- Botanical name: Gynostemma phentaphyllum
- Common name: Gynostemma, Sweet tea vine
- Family: Cucurbitaceae, gourd family
- Part used in Chinese medicine: leaves and stems
- Major Chinese medicine actions:
- Clears heat, eliminates toxin, moistens Lungs,
generates fluids, dispels phlegm
Photo Credits: (top to bottom)
Photo 1: Gynostemma phentaphyllum; 06/2008; author C. Micleu; permission Jade Institute
Photo 2: Gynostemma phentaphyllum; 06/2008; author C. Micleu; permission Jade Institute
Photo 3: Gynostemma phentaphyllum; 06/2008; author C. Micleu; permission Jade Institute
Growing and Propagation
The plant is a herbaceous vine growing up to 26 inches long, attaching itself to a trellis or supports by tendrils. The plant grows best in rich, well drained but moisture retentive soil, in a warm but sheltered location in part shade. The flowers are dioecious, so the plant is not self-fertile. Both male and female plants must be grown if seed is desired.
Propagation is by seed, best pre-soaked in warm water for 24 hours prior to planting. They should be planted in rich compost in a greenhouse in the spring, and then seedlings can be transplanted to the garden after the last expected frost.
Harvesting and Preparation
For medicinal use, the leaves and stems are harvested and dried in the sun.
Jiao Gu Lan is rarely mentioned in traditional Chinese medicine texts until recently when it has received a good deal of attention due to clinical studies suggesting that it may help maintain healthy cholesterol, triglyceride and other lipoprotein levels. It has also been shown to improve cardiovascular function and lower blood pressure by decreasing vascular resistance and increasing coronary blood flow. It is rich in amino acids, antioxidants, and minerals.

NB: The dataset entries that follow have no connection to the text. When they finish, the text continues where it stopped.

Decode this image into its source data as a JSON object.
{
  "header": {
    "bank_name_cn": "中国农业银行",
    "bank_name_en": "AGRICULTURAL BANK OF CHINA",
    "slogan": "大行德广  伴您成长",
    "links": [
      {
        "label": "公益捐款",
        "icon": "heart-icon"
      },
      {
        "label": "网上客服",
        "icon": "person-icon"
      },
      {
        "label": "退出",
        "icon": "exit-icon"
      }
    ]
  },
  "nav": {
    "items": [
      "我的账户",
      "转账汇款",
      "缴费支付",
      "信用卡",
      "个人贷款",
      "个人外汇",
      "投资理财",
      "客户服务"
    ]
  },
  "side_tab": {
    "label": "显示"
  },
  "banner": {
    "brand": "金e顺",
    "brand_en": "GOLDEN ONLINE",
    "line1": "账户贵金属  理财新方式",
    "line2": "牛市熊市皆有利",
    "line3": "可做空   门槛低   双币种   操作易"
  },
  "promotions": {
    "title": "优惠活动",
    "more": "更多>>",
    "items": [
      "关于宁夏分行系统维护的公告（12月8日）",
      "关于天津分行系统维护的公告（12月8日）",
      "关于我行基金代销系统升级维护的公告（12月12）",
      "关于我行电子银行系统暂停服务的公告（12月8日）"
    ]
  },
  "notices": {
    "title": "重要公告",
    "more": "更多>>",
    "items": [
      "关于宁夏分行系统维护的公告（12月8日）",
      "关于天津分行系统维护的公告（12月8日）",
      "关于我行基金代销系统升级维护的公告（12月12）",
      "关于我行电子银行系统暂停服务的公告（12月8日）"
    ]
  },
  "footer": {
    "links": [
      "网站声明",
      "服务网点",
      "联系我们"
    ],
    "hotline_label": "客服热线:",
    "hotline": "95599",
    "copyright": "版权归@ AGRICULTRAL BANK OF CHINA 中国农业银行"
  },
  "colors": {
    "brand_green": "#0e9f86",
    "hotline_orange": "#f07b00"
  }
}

Gynostemma pentaphyllum is native to the mountainous regions of China, Japan and Korea, growing in forests, thickets and the sides of mountain slopes, at elevations of 100 to 10,000 feet. The plant is hardy to USDA zone 8, tolerating temperatures down to between 15 and 23 degrees F. In warmer regions it is grown as a short-lived perennial, while in colder regions it can be grown as an annual.